1. Something they want
2. Something they need
3. Something to wear
4. Something to read
It has worked for us, we have a happy well rounded child that understands the value of money and an appreciation for the little things in life. In contrast, a work colleague lavished his two and a half year old son with the following:
- A Playstation 4
- An XBox One
- A Samsung Gear VR
When asked why, it was simply because his son wanted these things, how does a not quite three year old know what they want apart from what they are exposed to through the barrage of adverts during the festive period. This facile and somewhat shallow view of Christmas was compounded when I came across the following article:
I think there is an important lesson to be learned here, remember what matters in life and in my opinion it’s not buying your child the next fad. Oh, and if any reader is wondering about this, I have no religious interest in Christmas.
Double dip what double dip, no it’s not what you do with a nacho when you want extra salsa, instead it’s a phrase that we are continually hearing in the news about the state of the current economy. So the question is this, when faced with the opportunity of free cash, what should we do with it?

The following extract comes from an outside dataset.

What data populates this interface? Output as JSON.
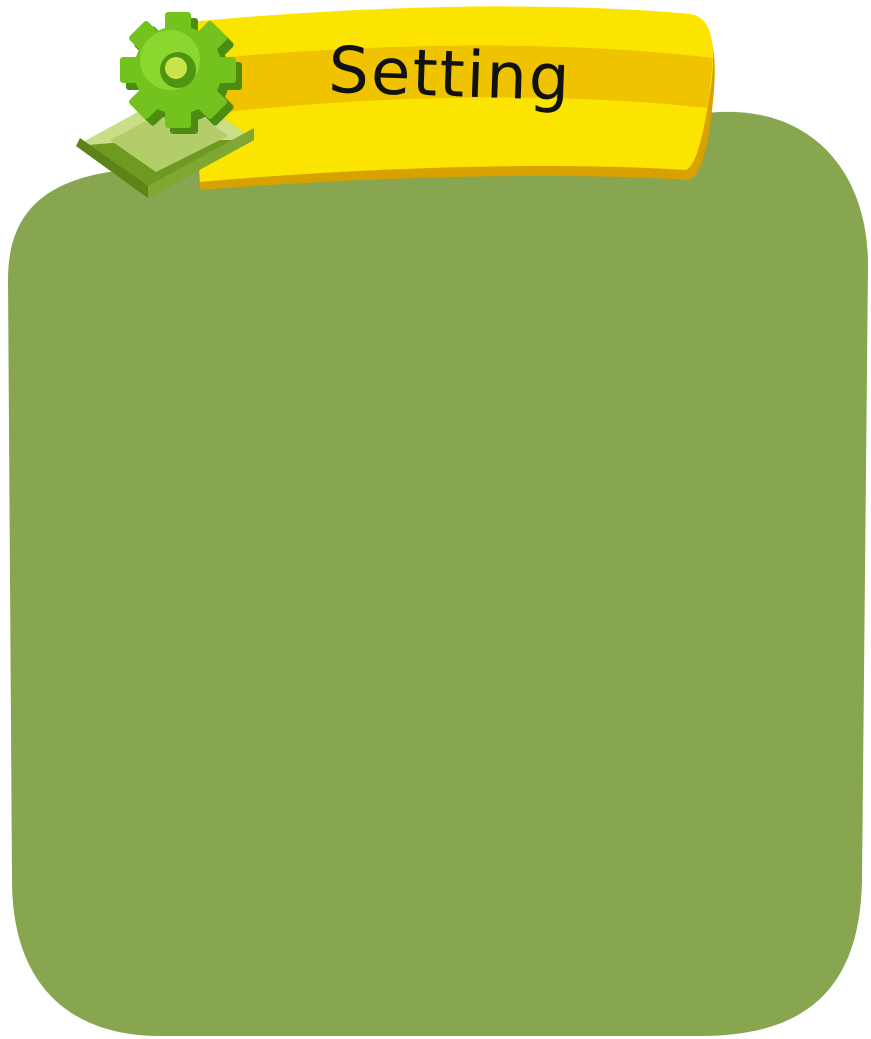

We have all heard of Quidco and Greasypalm, sites that offer consumers the ability to make a bit of extra cash just by shopping online. There is no difference in the shopping experience, the quality of the product or the final price. The only deviation is a brief detour via these sites links to track the purchase.
We now have a moral dilemma, do we go to Quidco and line our own pockets or do we seek a more socially beneficial alternative. QuickDonate is a site that has been in development for two years and started as an accidental idea as part of internal fundraising at a firm in Holborn. The purpose of the site is simple, shop and raise money for Charity. The site is plain and simple, and doesn’t have that many Charities or shops at the moment. However, more and more are being added every day.

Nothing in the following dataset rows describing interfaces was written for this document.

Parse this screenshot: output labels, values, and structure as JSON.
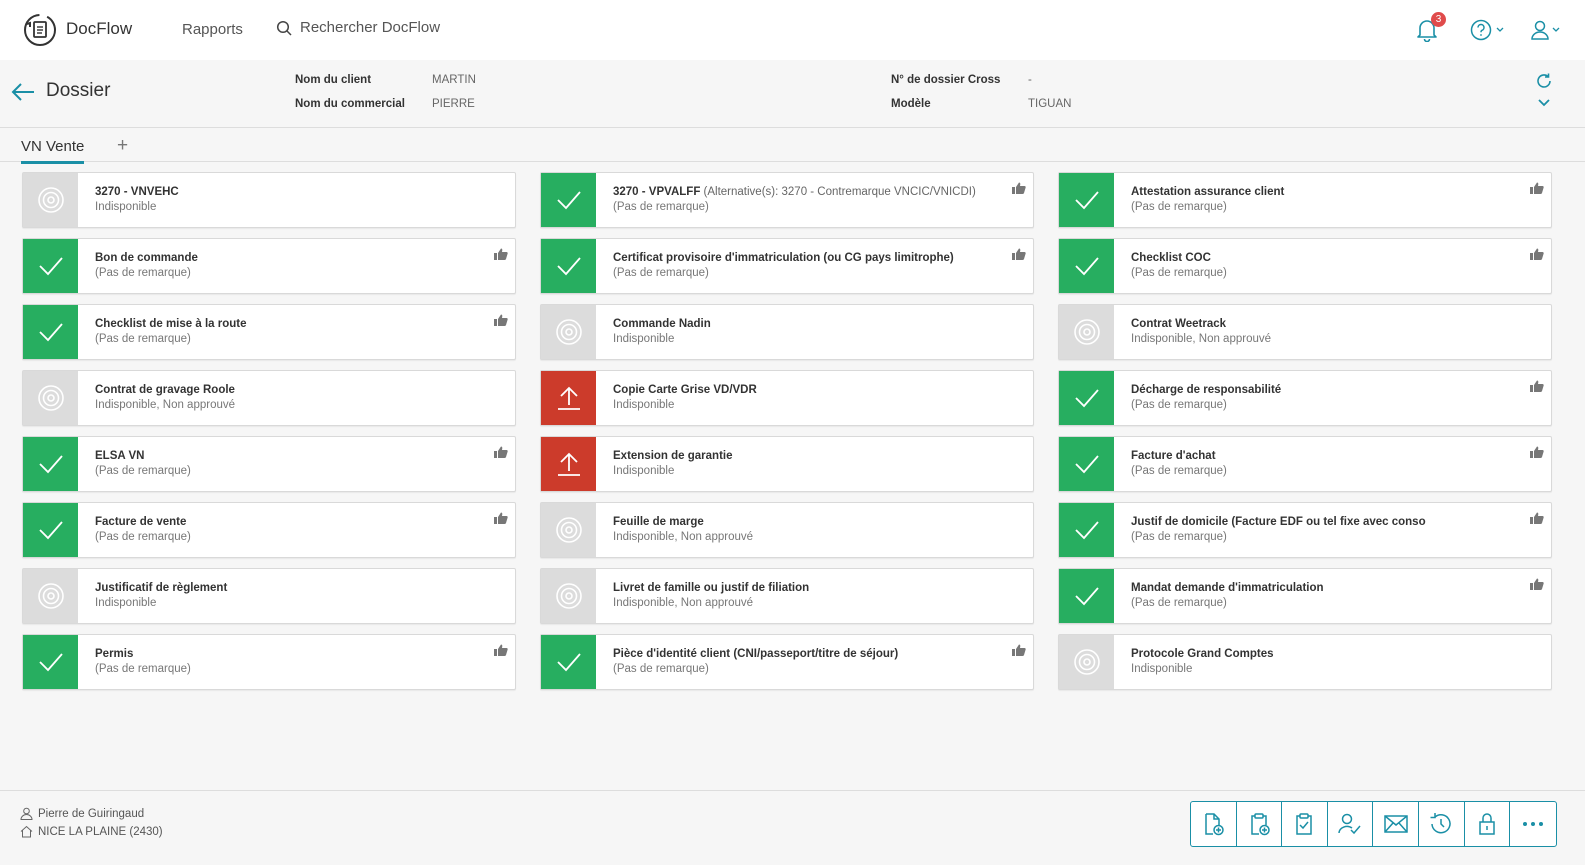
{
  "app": {
    "name": "DocFlow"
  },
  "nav": {
    "rapports": "Rapports",
    "search_label": "Rechercher DocFlow"
  },
  "notifications": {
    "count": "3"
  },
  "dossier": {
    "title": "Dossier",
    "client_label": "Nom du client",
    "client_value": "MARTIN",
    "commercial_label": "Nom du commercial",
    "commercial_value": "PIERRE",
    "cross_label": "N° de dossier Cross",
    "cross_value": "-",
    "modele_label": "Modèle",
    "modele_value": "TIGUAN"
  },
  "tabs": {
    "active": "VN Vente",
    "add": "+"
  },
  "documents": [
    {
      "title": "3270 - VNVEHC",
      "alt": "",
      "sub": "Indisponible",
      "status": "na",
      "thumb": false
    },
    {
      "title": "3270 - VPVALFF",
      "alt": " (Alternative(s): 3270 - Contremarque VNCIC/VNICDI)",
      "sub": "(Pas de remarque)",
      "status": "ok",
      "thumb": true
    },
    {
      "title": "Attestation assurance client",
      "alt": "",
      "sub": "(Pas de remarque)",
      "status": "ok",
      "thumb": true
    },
    {
      "title": "Bon de commande",
      "alt": "",
      "sub": "(Pas de remarque)",
      "status": "ok",
      "thumb": true
    },
    {
      "title": "Certificat provisoire d'immatriculation (ou CG pays limitrophe)",
      "alt": "",
      "sub": "(Pas de remarque)",
      "status": "ok",
      "thumb": true
    },
    {
      "title": "Checklist COC",
      "alt": "",
      "sub": "(Pas de remarque)",
      "status": "ok",
      "thumb": true
    },
    {
      "title": "Checklist de mise à la route",
      "alt": "",
      "sub": "(Pas de remarque)",
      "status": "ok",
      "thumb": true
    },
    {
      "title": "Commande Nadin",
      "alt": "",
      "sub": "Indisponible",
      "status": "na",
      "thumb": false
    },
    {
      "title": "Contrat Weetrack",
      "alt": "",
      "sub": "Indisponible, Non approuvé",
      "status": "na",
      "thumb": false
    },
    {
      "title": "Contrat de gravage Roole",
      "alt": "",
      "sub": "Indisponible, Non approuvé",
      "status": "na",
      "thumb": false
    },
    {
      "title": "Copie Carte Grise VD/VDR",
      "alt": "",
      "sub": "Indisponible",
      "status": "up",
      "thumb": false
    },
    {
      "title": "Décharge de responsabilité",
      "alt": "",
      "sub": "(Pas de remarque)",
      "status": "ok",
      "thumb": true
    },
    {
      "title": "ELSA VN",
      "alt": "",
      "sub": "(Pas de remarque)",
      "status": "ok",
      "thumb": true
    },
    {
      "title": "Extension de garantie",
      "alt": "",
      "sub": "Indisponible",
      "status": "up",
      "thumb": false
    },
    {
      "title": "Facture d'achat",
      "alt": "",
      "sub": "(Pas de remarque)",
      "status": "ok",
      "thumb": true
    },
    {
      "title": "Facture de vente",
      "alt": "",
      "sub": "(Pas de remarque)",
      "status": "ok",
      "thumb": true
    },
    {
      "title": "Feuille de marge",
      "alt": "",
      "sub": "Indisponible, Non approuvé",
      "status": "na",
      "thumb": false
    },
    {
      "title": "Justif de domicile (Facture EDF ou tel fixe avec conso",
      "alt": "",
      "sub": "(Pas de remarque)",
      "status": "ok",
      "thumb": true
    },
    {
      "title": "Justificatif de règlement",
      "alt": "",
      "sub": "Indisponible",
      "status": "na",
      "thumb": false
    },
    {
      "title": "Livret de famille ou justif de filiation",
      "alt": "",
      "sub": "Indisponible, Non approuvé",
      "status": "na",
      "thumb": false
    },
    {
      "title": "Mandat demande d'immatriculation",
      "alt": "",
      "sub": "(Pas de remarque)",
      "status": "ok",
      "thumb": true
    },
    {
      "title": "Permis",
      "alt": "",
      "sub": "(Pas de remarque)",
      "status": "ok",
      "thumb": true
    },
    {
      "title": "Pièce d'identité client (CNI/passeport/titre de séjour)",
      "alt": "",
      "sub": "(Pas de remarque)",
      "status": "ok",
      "thumb": true
    },
    {
      "title": "Protocole Grand Comptes",
      "alt": "",
      "sub": "Indisponible",
      "status": "na",
      "thumb": false
    }
  ],
  "footer": {
    "user": "Pierre de Guiringaud",
    "site": "NICE LA PLAINE (2430)"
  },
  "toolbar": [
    "add-document-icon",
    "add-clipboard-icon",
    "checklist-icon",
    "user-check-icon",
    "mail-icon",
    "history-icon",
    "lock-icon",
    "more-icon"
  ],
  "colors": {
    "accent": "#1a8fa6",
    "ok": "#27ae60",
    "missing": "#cc3b2b",
    "unavailable": "#dcdcdc"
  }
}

Charities can get themselves added just by dropping an email to firstname.lastname@example.org or by following them on Twitter. Offers, vouchers and other related information can be found at the QuickDonate Blog.
Either way, there is a recession and Charities have never public support more than they do now as donations are diminishing daily. So look down the back of sofas, in little piggies and in the pockets of old winter coats for any forgotten change that can be spared.
I ventured out to the cinema today to see Dredd 3D, my very first viewing of a 3D film. I won’t waste time on the palpating blood vessel in my forehead when I was told the price of a 3D ticket, that has been written about extensively by cinema goers far more articulate and well versed in the subject than myself.
In case any reader is wondering why I have taken so long to dip my toe in the lukewarm bathwater of 3D, it’s quite simple, I have an astigmatism in my left eye that has always led me to believe the lack of binocular vision would reduce my enjoyment and appreciation of the format.
Sadly, it was neither the price nor the reduction of visual capability that spoiled my enjoyment of the film. In fact it was something far simpler. After we had been handed the glasses and sat to watch the film, I was unable to put them on properly. Why? Simple, I wear spectacles and the current 3D glasses do not fit over them. Thankfully, my daughter had the foresight to bring with her a couple of pairs that she had used months ago. They were larger and fit comfortably over my own.
This irritating obstacle overcome, I was able to sit and enjoy the film. Constantly flicking back and forth between 3D glasses and normal vision for the first 5 minutes to confirm that I wasn’t impeded.
Whilst Dredd 3D was a real thrill ride with Karl Urban a great choice for the 2000AD legendary lawman, I was left a little underwhelmed by the format. There didn’t seem to me to offer anything that a HD screen would not. I could not see anything that made me duck out of the way as though it were jumping from the screen.
In summary, I will stick to the 2D format, thanks all the same.